Our general approach is to exhaust all opportunities to keep pets with their people, but we realized, with great sadness, that this was not a viable option for Buster. Our team was helping empty the Lee County shelter by moving dogs out to shelter partners in the Pacific Northwest so more dogs impacted by the tornadoes could move in. But Buster couldn’t simply be put on a plane because of his advanced age and pre-existing health conditions.
So our Shelter Outreach Director Kimberley Alboum reached out to partners in states nearby, to which Buster could travel more easily, including the Nashville Humane Association, which had agreed to take in some pets from Alabama. The shelter’s executive director, Laura Chavarria, agreed to help right away. She understood the need to find a special needs dog like Buster a comfortable home and family with whom to spend his golden years, and immediately began work with her team to find him the perfect placement. And she did, not long after: Buster would be going straight to a foster home through one of the Nashville Humane Association’s trusted partner groups, Real Dog Rescue. As our team and the Lee County Animal Shelter staff loaded Buster into our Animal Rescue Team truck, there was not a dry eye in the group.
Happy endings like these are possible not just because of the hard work of our dedicated staff but also thanks to our huge and amazing shelter and rescue partner network — made up of hundreds of animal shelters, rescue groups and other humane organizations around the country — which helps us ably in putting the needs of the animals first and ensuring the very best outcome for all of the rescues who pass through our hands. When disasters strike, we work to understand the needs of the community and loop in our partners and work with them to match up animals in need of help and homes with shelters where they will have the most favorable outcomes.

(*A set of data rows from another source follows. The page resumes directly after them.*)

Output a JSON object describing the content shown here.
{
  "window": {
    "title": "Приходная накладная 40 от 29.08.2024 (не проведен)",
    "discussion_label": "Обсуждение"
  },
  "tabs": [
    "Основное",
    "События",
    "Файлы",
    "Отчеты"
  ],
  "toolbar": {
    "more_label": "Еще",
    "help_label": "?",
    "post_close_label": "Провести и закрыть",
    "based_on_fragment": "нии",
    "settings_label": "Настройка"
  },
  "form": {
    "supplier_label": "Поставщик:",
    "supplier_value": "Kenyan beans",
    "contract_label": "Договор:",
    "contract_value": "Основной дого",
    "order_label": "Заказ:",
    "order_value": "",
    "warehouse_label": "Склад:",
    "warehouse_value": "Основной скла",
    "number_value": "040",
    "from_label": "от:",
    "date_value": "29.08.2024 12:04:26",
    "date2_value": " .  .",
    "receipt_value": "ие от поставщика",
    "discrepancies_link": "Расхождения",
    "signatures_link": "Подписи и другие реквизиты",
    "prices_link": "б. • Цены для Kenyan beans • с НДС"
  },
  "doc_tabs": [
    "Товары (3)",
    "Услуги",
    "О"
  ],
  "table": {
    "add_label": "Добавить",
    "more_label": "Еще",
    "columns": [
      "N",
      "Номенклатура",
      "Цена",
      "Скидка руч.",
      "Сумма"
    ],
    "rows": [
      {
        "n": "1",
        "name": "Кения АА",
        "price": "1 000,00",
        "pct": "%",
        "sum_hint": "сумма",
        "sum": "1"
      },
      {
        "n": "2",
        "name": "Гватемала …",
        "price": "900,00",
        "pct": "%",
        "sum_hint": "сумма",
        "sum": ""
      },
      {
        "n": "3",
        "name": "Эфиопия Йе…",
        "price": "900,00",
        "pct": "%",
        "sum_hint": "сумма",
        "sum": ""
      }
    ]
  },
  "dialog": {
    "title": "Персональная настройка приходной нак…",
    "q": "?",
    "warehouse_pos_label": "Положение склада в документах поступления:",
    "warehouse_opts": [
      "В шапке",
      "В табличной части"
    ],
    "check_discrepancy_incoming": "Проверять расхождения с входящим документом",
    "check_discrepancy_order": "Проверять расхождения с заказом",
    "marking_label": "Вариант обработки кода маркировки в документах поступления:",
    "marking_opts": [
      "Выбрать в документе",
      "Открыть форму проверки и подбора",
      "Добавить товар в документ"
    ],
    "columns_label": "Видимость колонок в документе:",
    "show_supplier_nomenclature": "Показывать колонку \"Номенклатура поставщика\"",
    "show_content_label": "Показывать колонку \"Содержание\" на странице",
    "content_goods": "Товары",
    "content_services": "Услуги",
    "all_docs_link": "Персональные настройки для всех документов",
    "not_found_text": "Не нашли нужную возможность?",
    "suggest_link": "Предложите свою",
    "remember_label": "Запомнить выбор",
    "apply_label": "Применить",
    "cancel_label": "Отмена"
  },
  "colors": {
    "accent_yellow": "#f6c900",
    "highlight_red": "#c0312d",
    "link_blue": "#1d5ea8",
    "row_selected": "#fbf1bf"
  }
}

Our teams, regularly in contact with our shelter partners, have a unique understanding of the companion animal trends and needs throughout the United States. They work to ensure that placement is supported by capacity and a willing and able adoption community. There is no magic formula, but thanks to our dedicated staff and our supportive shelter and rescue partner network, we work with a national landscape in mind to ensure we are placing animals responsibly with partners who have ample capacity and expertise.
Sometimes, we end up transporting animals across the country. After the Alabama tornadoes, we transported 120 homeless pets from shelters there to our incredible partners in the Pacific Northwest. At other times, as in Buster’s case, we may look for help closer to home.
Buster is now happily ensconced in his foster home, and so are many of the other dogs we recently transported from Alabama. Thanks to our Shelter and Rescue Partner Program, and the work of our amazing Animal Rescue Team, there are dozens of such stories and happy endings happening around the country every day.